This motor pulls with about 57 to 60 piconewtons of force
which, scaled up to human dimensions, would be enough to lift
six aircraft carriers," says Bustamante, a biophysicist
who, in addition to his affiliation with Berkeley Lab, also
holds appointments with UC Berkeley and the Howard Hughes
Biomolecular motors are proteins that undergo shape changes
in order to generate force or torque. Acting like tiny engines,
biomolecular motors come in a wide assortment of varieties
and perform a broad range of tasks, many involving movement
and transportation. One such task is the packing of coiled
lengths of DNA into the protective external shell or "capsid"
that is prominent on a number of viruses including those that
cause herpes, chicken pox and shingles. The biomolecular motor
that Bustamante and his colleagues observed is the portal
motor for the bacteriophage ø29 (phi-29), a virus that
infects and destroys soil bacteria, and is considered an excellent
model system for studying viral assembly.
pulls with about 57 to 60 piconewtons of force which,
scaled up to human dimensions, would be enough to lift
six aircraft carriers."
"The portal motor for bacteriophage ø29 compresses
the DNA into a space that is 6,000 times smaller than its
normal volume," says Bustamante. "This generates
an internal pressure of about 60 atmospheres, which is about
ten times that in a champagne bottle."
Bustamante and his collaborators propose that just as the
internal pressure in a
champagne bottle will pop a champagne cork, so too does the
even greater internal pressure inside the bacteriophage's
capsid forcibly pop the viral DNA into an attacked cell. Viruses
cannot "live" or reproduce without getting inside
a living cell, whether it's a plant, animal, or a bacterium.
In the case of ø29, the bacteriophage attaches itself
to and injects its DNA into a soil bacterium, which, unlike
the virus, can reproduce on its own.

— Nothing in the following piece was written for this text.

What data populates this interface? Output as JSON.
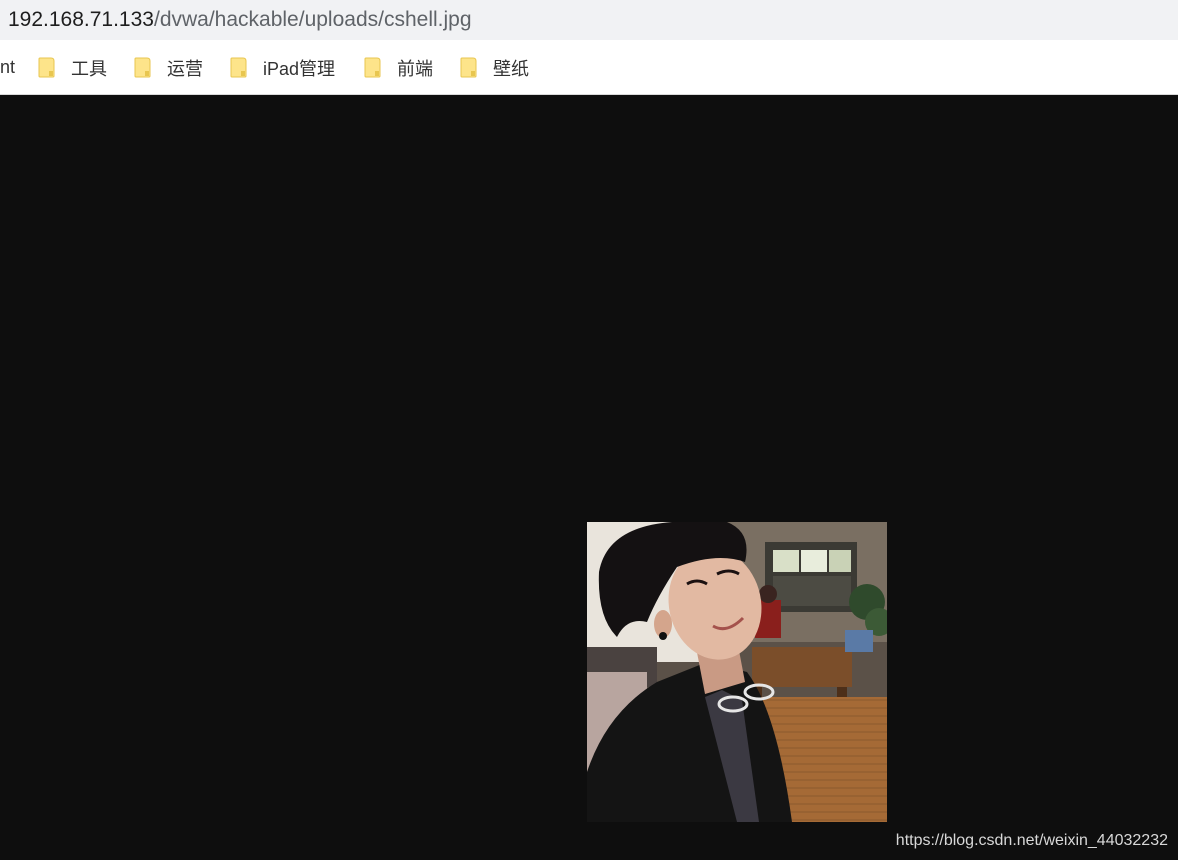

The viral DNA takes over
the bacterium's reproductive programming and instructs it
to reproduce copies of the virus instead. So many copies of
ø29 are replicated that the bacterium ultimately bursts
open, unleashing a mass of new ø29 viruses ready to
infect other bacteria.
|Biophysicist Carlos Bustamante
with the optical tweezers setup used to measure the strength
of bacteriophage ø29's portal motor.
"Understanding how this DNA packing process works could
help us design better drugs to interfere with the packing
part of the infection cycle of the virus and perhaps halt
infection," Bustamante says. "It might also be used
in gene therapy as a means of transporting new genetic material
To measure the strength of bacteriophage ø29's portal
motor, Bustamante and his collaborators used force-measuring
optical tweezers. Working with capsids that were only partially
packed with DNA before the packing process was stalled, they
tethered the unpacked end of the DNA and the capsid into which
it was being packed between a pair of micron-sized polystyrene
beads. While the capsid-attached bead was held in place by
a pipette, the DNA-attached bead was captured by the optical
tweezers-a laser beam that can be used to grasp and move the
|| The ø29 motor (yellow)
compresses coiled lengths of DNA into the viral capsid
to 6,000 times its normal volume, creating pressure 10
times as powerful as that inside a champagne bottle.
In the presence of adenosine triphosphate (ATP), the fuel
that powers many biomolecular motors, Bustamante and his collaborators
were able to observe viral DNA-packing activity in real time
and measure the force being applied by bacteriophage ø29's
biomolecular motor. This enabled them to calculate the total
amount of work involved, the total internal pressure on the
DNA, and the amount of potential energy available for ejecting
the DNA out of the capsid and into a bacterium during infection.
"The 57 to 60 piconewtons we calculated as the maximum
pull exerted by this motor is an enormous force," Bustamante
says. "The question is then, what happens to all the
work done on the DNA during packing? We claim the energy gets
stored up inside the head of the bacteriophage and becomes
available to initiate rapid injection of the DNA during the
next infection phase."
Collaborating with Bustamante on this research were Doug Smith,
now with UC San Diego, and Sander Tans, now at the Institute
for Atomic and Molecular Physics in Amsterdam, along with
UC Berkeley's Steven Smith, and Shelley Grimes and Dwight
Anderson of the University of Minnesota.
"I would like to emphasize the close collaboration
between my laboratory and that of Dwight Anderson that made
possible this work," says Bustamante. "It was only
because of the excellent complementary expertise of the two
laboratories that this phase of the work was successfully
The work was funded by DOE Office of Science, the National
Institutes of Health, and the National Science Foundation.
-- Lynn Yarris